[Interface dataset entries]
= = = =

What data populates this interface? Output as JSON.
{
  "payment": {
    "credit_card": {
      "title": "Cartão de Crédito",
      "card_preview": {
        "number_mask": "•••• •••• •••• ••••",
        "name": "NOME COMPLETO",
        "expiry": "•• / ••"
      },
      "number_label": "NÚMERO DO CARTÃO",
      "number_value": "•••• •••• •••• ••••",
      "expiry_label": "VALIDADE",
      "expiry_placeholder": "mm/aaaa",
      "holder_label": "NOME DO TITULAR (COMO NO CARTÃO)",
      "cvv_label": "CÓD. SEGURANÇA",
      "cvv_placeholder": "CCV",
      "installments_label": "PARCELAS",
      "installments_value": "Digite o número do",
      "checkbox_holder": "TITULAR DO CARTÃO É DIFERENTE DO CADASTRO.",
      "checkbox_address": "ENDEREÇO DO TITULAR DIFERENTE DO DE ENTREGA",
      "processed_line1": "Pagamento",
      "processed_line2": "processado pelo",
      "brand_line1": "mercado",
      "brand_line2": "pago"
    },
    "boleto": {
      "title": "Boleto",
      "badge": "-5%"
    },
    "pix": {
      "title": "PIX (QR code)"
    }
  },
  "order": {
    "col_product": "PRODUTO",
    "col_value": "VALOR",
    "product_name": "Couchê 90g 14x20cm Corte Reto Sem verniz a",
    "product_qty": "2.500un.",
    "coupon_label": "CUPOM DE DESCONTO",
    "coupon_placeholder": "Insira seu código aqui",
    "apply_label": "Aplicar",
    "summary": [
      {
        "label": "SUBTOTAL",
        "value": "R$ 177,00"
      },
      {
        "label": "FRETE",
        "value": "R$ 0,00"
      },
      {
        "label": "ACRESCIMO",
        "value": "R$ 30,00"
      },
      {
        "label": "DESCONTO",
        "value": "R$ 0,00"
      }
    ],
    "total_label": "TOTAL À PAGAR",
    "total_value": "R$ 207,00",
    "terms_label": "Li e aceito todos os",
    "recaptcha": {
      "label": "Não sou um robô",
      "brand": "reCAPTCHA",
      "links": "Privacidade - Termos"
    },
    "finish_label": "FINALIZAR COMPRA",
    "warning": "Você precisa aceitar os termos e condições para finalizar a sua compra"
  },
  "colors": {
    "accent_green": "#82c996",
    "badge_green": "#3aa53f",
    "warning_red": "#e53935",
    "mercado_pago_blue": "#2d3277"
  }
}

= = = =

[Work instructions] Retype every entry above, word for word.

[Task answer]
What data populates this interface? Output as JSON.
{
  "payment": {
    "credit_card": {
      "title": "Cartão de Crédito",
      "card_preview": {
        "number_mask": "•••• •••• •••• ••••",
        "name": "NOME COMPLETO",
        "expiry": "•• / ••"
      },
      "number_label": "NÚMERO DO CARTÃO",
      "number_value": "•••• •••• •••• ••••",
      "expiry_label": "VALIDADE",
      "expiry_placeholder": "mm/aaaa",
      "holder_label": "NOME DO TITULAR (COMO NO CARTÃO)",
      "cvv_label": "CÓD. SEGURANÇA",
      "cvv_placeholder": "CCV",
      "installments_label": "PARCELAS",
      "installments_value": "Digite o número do",
      "checkbox_holder": "TITULAR DO CARTÃO É DIFERENTE DO CADASTRO.",
      "checkbox_address": "ENDEREÇO DO TITULAR DIFERENTE DO DE ENTREGA",
      "processed_line1": "Pagamento",
      "processed_line2": "processado pelo",
      "brand_line1": "mercado",
      "brand_line2": "pago"
    },
    "boleto": {
      "title": "Boleto",
      "badge": "-5%"
    },
    "pix": {
      "title": "PIX (QR code)"
    }
  },
  "order": {
    "col_product": "PRODUTO",
    "col_value": "VALOR",
    "product_name": "Couchê 90g 14x20cm Corte Reto Sem verniz a",
    "product_qty": "2.500un.",
    "coupon_label": "CUPOM DE DESCONTO",
    "coupon_placeholder": "Insira seu código aqui",
    "apply_label": "Aplicar",
    "summary": [
      {
        "label": "SUBTOTAL",
        "value": "R$ 177,00"
      },
      {
        "label": "FRETE",
        "value": "R$ 0,00"
      },
      {
        "label": "ACRESCIMO",
        "value": "R$ 30,00"
      },
      {
        "label": "DESCONTO",
        "value": "R$ 0,00"
      }
    ],
    "total_label": "TOTAL À PAGAR",
    "total_value": "R$ 207,00",
    "terms_label": "Li e aceito todos os",
    "recaptcha": {
      "label": "Não sou um robô",
      "brand": "reCAPTCHA",
      "links": "Privacidade - Termos"
    },
    "finish_label": "FINALIZAR COMPRA",
    "warning": "Você precisa aceitar os termos e condições para finalizar a sua compra"
  },
  "colors": {
    "accent_green": "#82c996",
    "badge_green": "#3aa53f",
    "warning_red": "#e53935",
    "mercado_pago_blue": "#2d3277"
  }
}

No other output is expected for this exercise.